the "hamburger cooking" host


tending to a bee sting

recent Morehead State graduate and musician! Bravo!

thanks for all the prep work done!!







"snappers"
anticipation


Two pond area photos: 



       I got so absorbed in the photos that I was taking from the car window (using the car as a tripod in the evening light) that, yes, I must have had the headlights on because I ended up not able to start my car.  Blush, blush, blush !!   Thanks, J, for the jump start today!  

Here is the photo I made with my iPhone to show what I was doing while the car lights were on, by mistake:
The camera is resting on my trusty bean bag placed on the open window next to the driver's seat.
 Again, I am delighted to be able to share these photos, in honor of community and family. I thought it a wonderful occasion. As always, thanks to everyone for letting me take a few informal photos.

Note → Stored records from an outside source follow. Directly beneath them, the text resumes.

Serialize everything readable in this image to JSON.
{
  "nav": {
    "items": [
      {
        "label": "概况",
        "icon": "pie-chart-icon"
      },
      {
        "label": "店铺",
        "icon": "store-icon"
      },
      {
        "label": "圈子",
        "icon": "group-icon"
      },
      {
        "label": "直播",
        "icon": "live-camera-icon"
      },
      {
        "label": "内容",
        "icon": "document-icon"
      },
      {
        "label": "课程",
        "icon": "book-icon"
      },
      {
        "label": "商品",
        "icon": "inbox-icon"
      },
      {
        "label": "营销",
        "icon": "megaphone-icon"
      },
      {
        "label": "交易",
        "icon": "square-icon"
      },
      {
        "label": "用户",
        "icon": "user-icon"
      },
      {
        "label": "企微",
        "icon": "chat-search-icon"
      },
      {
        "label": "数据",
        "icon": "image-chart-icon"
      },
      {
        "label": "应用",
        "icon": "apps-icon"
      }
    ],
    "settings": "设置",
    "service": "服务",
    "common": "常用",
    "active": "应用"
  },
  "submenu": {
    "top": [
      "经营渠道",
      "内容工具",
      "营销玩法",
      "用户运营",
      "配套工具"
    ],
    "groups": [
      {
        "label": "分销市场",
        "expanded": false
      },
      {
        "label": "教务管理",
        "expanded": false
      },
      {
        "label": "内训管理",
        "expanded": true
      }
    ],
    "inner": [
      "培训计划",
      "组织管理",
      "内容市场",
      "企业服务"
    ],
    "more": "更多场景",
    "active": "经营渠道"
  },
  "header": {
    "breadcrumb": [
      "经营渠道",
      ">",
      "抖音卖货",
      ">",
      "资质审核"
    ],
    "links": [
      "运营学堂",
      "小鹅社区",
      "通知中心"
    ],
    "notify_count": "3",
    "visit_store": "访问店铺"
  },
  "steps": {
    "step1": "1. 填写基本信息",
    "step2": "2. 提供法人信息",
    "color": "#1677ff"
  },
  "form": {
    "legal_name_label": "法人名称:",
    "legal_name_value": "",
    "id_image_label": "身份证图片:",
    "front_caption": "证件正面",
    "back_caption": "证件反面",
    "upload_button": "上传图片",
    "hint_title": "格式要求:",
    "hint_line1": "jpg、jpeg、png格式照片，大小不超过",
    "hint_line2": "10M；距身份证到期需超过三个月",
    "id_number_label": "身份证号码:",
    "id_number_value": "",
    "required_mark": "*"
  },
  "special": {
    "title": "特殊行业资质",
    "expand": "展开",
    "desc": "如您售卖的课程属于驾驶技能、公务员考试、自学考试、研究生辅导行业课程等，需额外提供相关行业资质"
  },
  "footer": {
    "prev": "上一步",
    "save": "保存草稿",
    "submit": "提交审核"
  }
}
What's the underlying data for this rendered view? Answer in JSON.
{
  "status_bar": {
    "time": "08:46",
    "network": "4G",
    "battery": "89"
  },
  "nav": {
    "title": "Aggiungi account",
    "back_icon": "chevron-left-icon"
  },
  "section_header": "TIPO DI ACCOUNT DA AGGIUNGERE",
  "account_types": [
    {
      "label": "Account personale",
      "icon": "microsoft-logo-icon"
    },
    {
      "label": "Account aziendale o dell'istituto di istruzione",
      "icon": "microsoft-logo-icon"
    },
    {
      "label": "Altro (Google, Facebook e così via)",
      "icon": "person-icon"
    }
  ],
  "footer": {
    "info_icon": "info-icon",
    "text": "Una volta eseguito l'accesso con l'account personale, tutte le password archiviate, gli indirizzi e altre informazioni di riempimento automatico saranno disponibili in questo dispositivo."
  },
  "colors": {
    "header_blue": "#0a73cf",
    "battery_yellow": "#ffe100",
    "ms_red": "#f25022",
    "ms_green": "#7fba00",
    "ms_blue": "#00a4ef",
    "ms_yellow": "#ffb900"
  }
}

Note: if I may, I'd like to speak up, apart from my art and Appalachia and only because I have this way of presenting my concerns. I remain upset that our democracy is under such enormous strain, including the choice of another Supreme Court judge who seems to be selected because he (or she) is just like several judges already on the bench. How boring is that when everyone's decision can be predicted! Brings to mind the phrase "rubber stamp". I always thought that having nine justices of great talent works best if there were to be a lot of interpretation possiblities that benefit from multiple perspectives. Otherwise, why bother to have a supreme court in the first place! I have seen the table where the nine sit in a room that is totally private to discuss the decisions they are reaching during the term.  When I was there, it felt impressive and condusive to thoughtful consideration.  By now I imagine it to have a dimension that might be considered a brawl. These are all brilliant people, but I guess that never guarantees open minds -- or a willingness to acknowledge a common good.